At the end of last week we made a BIG change to Big Trades. –
Single Entry, 200 pip stop
**76% of our trades last year never triggered the second lot, so we are minimizing risk by focusing only on the first entry opportunities.
One More Enhancement to Big Trades!
Most Big Trades will have Aggressive vs. Conservative Orders – What’s the difference?
1. Aggressive orders will be issued on high confidence trades with upcoming event risk catalyst. These orders will be closer to the market price, increasing our chance of getting into trades/views we like a lot.
2. Conservative orders have entries further away from the market price. These levels are more favorable technically but would only trigger on a stronger retrace that may/may not occur off data.

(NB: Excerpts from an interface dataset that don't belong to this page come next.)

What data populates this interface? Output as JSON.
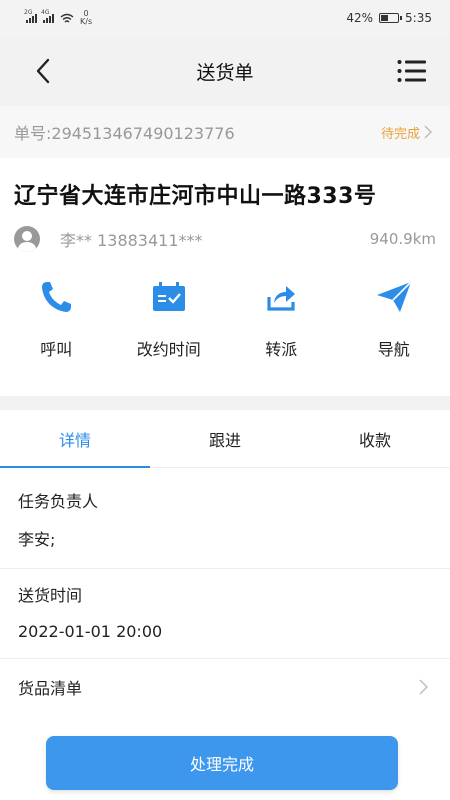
{
  "status_bar": {
    "signal1_tag": "2G",
    "signal2_tag": "4G",
    "speed_value": "0",
    "speed_unit": "K/s",
    "battery_percent": "42%",
    "time": "5:35"
  },
  "header": {
    "title": "送货单",
    "back_icon": "chevron-left-icon",
    "menu_icon": "list-menu-icon"
  },
  "order": {
    "order_no": "单号:29451346749012377 6",
    "order_no_text": "单号:294513467490123776",
    "status": "待完成",
    "address": "辽宁省大连市庄河市中山一路333号",
    "contact": "李** 13883411***",
    "distance": "940.9km"
  },
  "actions": [
    {
      "label": "呼叫",
      "icon": "phone-icon"
    },
    {
      "label": "改约时间",
      "icon": "calendar-icon"
    },
    {
      "label": "转派",
      "icon": "share-icon"
    },
    {
      "label": "导航",
      "icon": "navigation-icon"
    }
  ],
  "tabs": [
    {
      "label": "详情",
      "active": true
    },
    {
      "label": "跟进",
      "active": false
    },
    {
      "label": "收款",
      "active": false
    }
  ],
  "details": {
    "owner_label": "任务负责人",
    "owner_value": "李安;",
    "time_label": "送货时间",
    "time_value": "2022-01-01 20:00",
    "goods_label": "货品清单"
  },
  "submit_label": "处理完成",
  "colors": {
    "accent": "#2b8de8",
    "button": "#3d97ec",
    "status": "#e8a33c"
  }
}
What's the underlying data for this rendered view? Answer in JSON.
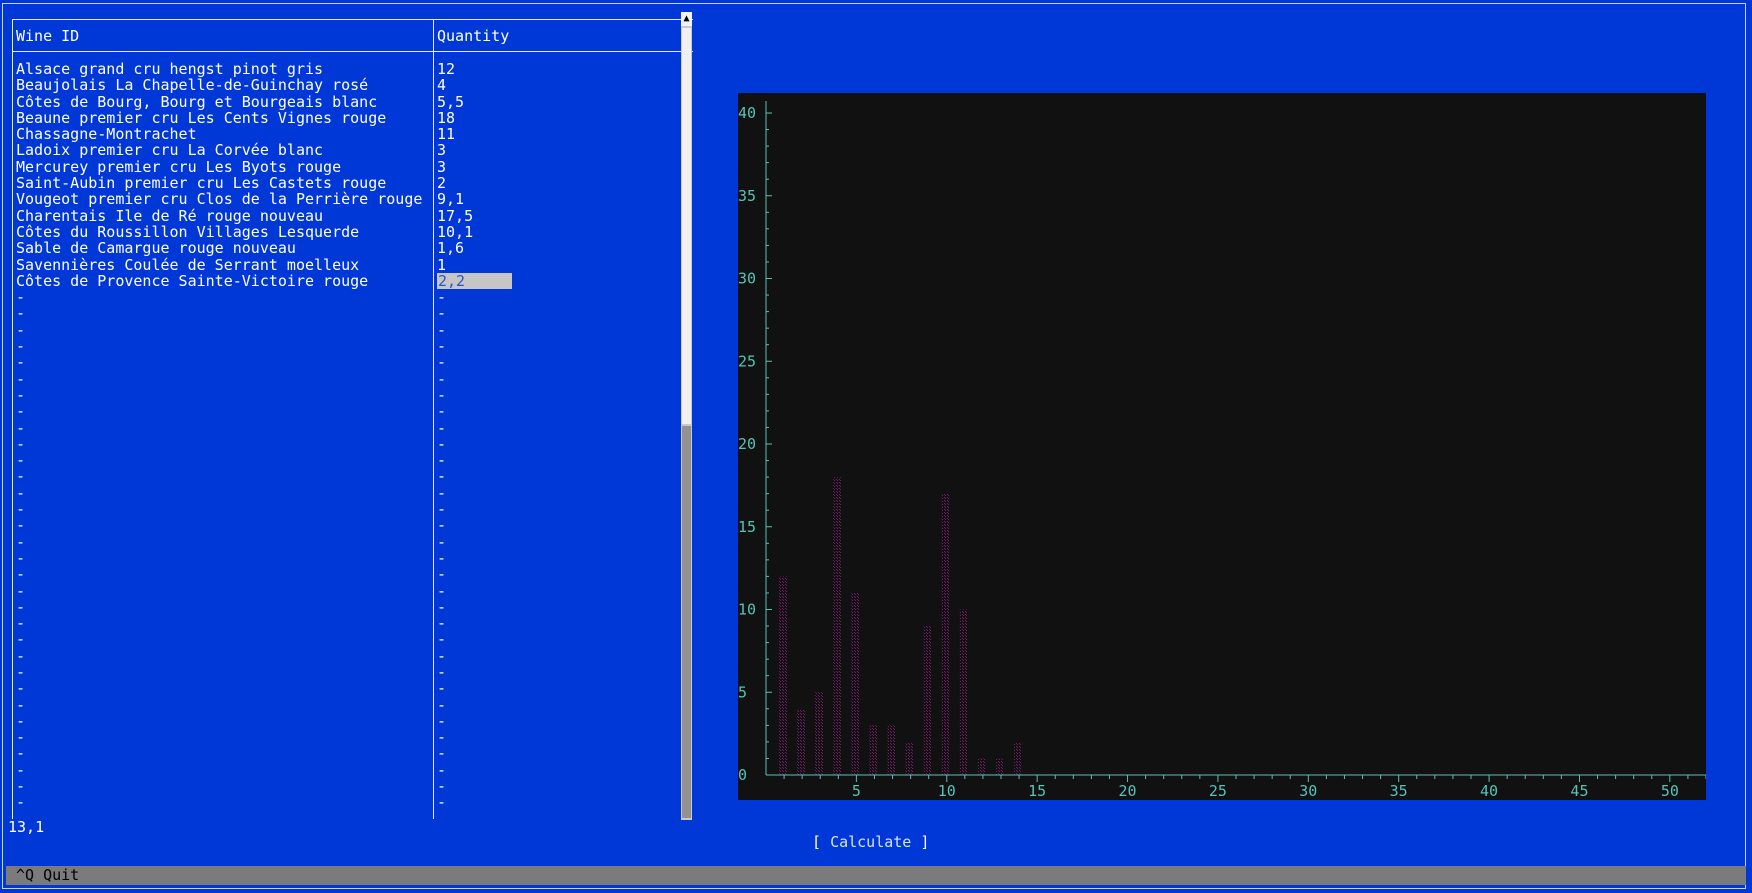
{
  "table": {
    "headers": {
      "wine_id": "Wine ID",
      "quantity": "Quantity"
    },
    "rows": [
      {
        "id": "Alsace grand cru hengst pinot gris",
        "qty": "12"
      },
      {
        "id": "Beaujolais La Chapelle-de-Guinchay rosé",
        "qty": "4"
      },
      {
        "id": "Côtes de Bourg, Bourg et Bourgeais blanc",
        "qty": "5,5"
      },
      {
        "id": "Beaune premier cru Les Cents Vignes rouge",
        "qty": "18"
      },
      {
        "id": "Chassagne-Montrachet",
        "qty": "11"
      },
      {
        "id": "Ladoix premier cru La Corvée blanc",
        "qty": "3"
      },
      {
        "id": "Mercurey premier cru Les Byots rouge",
        "qty": "3"
      },
      {
        "id": "Saint-Aubin premier cru Les Castets rouge",
        "qty": "2"
      },
      {
        "id": "Vougeot premier cru Clos de la Perrière rouge",
        "qty": "9,1"
      },
      {
        "id": "Charentais Ile de Ré rouge nouveau",
        "qty": "17,5"
      },
      {
        "id": "Côtes du Roussillon Villages Lesquerde",
        "qty": "10,1"
      },
      {
        "id": "Sable de Camargue rouge nouveau",
        "qty": "1,6"
      },
      {
        "id": "Savennières Coulée de Serrant moelleux",
        "qty": "1"
      },
      {
        "id": "Côtes de Provence Sainte-Victoire rouge",
        "qty": "2,2",
        "selected": true
      }
    ],
    "empty_placeholder": "-",
    "empty_row_count": 32
  },
  "status_value": "13,1",
  "calculate_button": {
    "open": "[ ",
    "label": "Calculate",
    "close": " ]"
  },
  "menu_bar": {
    "quit_label": "^Q Quit"
  },
  "colors": {
    "background": "#0038d8",
    "chart_background": "#111111",
    "axis": "#56c3b7",
    "bar_outline": "#7a1a6a",
    "selected_cell_bg": "#c6c6c6",
    "selected_cell_fg": "#2b56c2",
    "menu_bar_bg": "#7b7b7b"
  },
  "chart_data": {
    "type": "bar",
    "x": [
      1,
      2,
      3,
      4,
      5,
      6,
      7,
      8,
      9,
      10,
      11,
      12,
      13,
      14
    ],
    "values": [
      12,
      4,
      5,
      18,
      11,
      3,
      3,
      2,
      9,
      17,
      10,
      1,
      1,
      2
    ],
    "x_ticks": [
      "5",
      "10",
      "15",
      "20",
      "25",
      "30",
      "35",
      "40",
      "45",
      "50"
    ],
    "y_ticks": [
      "0",
      "5",
      "10",
      "15",
      "20",
      "25",
      "30",
      "35",
      "40"
    ],
    "xlim": [
      0,
      52
    ],
    "ylim": [
      0,
      40
    ]
  }
}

3. DO NOT place BOTH Aggressive or Conservative orders – pick one based on your risk tolerance.
With that in mind, here are 2 New Orders
Place Order to Sell EUR/USD at 1.0920
Stop at 1.1120
Place Order to Sell EUR/USD at 1.0970
Stop at 1.1170
Place Order to Sell GBP/USD at 1.4300
Stop at 1.4500
Place Order to Sell GBP/USD at 1.4410
Stop at 1.4610
3. Existing USD/JPY Order
*Orders to follow later, we are watching how these trades
Conservative (Existing Orders)
Place Order to Sell USD/JPY at 118.50
Stop at 120.50
3 Currencies are in play this week -- GBP, EUR and CAD. We believe that the Bank of Canada should lower rates but we want to see a deeper retrace in USD/CAD before getting in. We’ll revisit the CAD / BoC trade tomorrow.
In the meantime, UK data has been terrible and we believe that this week’s inflation, employment and retail sales figures will reinforce the market’s concerns about the U.K. economy. CPI is scheduled for release tomorrow and with oil prices falling, inflation is likely to decline. More importantly, BoE Governor Carney will be delivering his first speech of the year on the economy and we believe that it will echo the caution heard from this month’s BoE minutes. Earlier this month, U.K. policy makers expressed concerns about financial market volatility and lower inflation.
As for the EURO, while the ECB is not expected to increase stimulus, the price of Brent has fallen by more than third since the ECB met in early December. This will give Mario Draghi strong reasons to remind investors that it is within the central bank’s mandate to increase QE because the drop in oil has made it more difficult for the central bank to meet its 2% inflation target.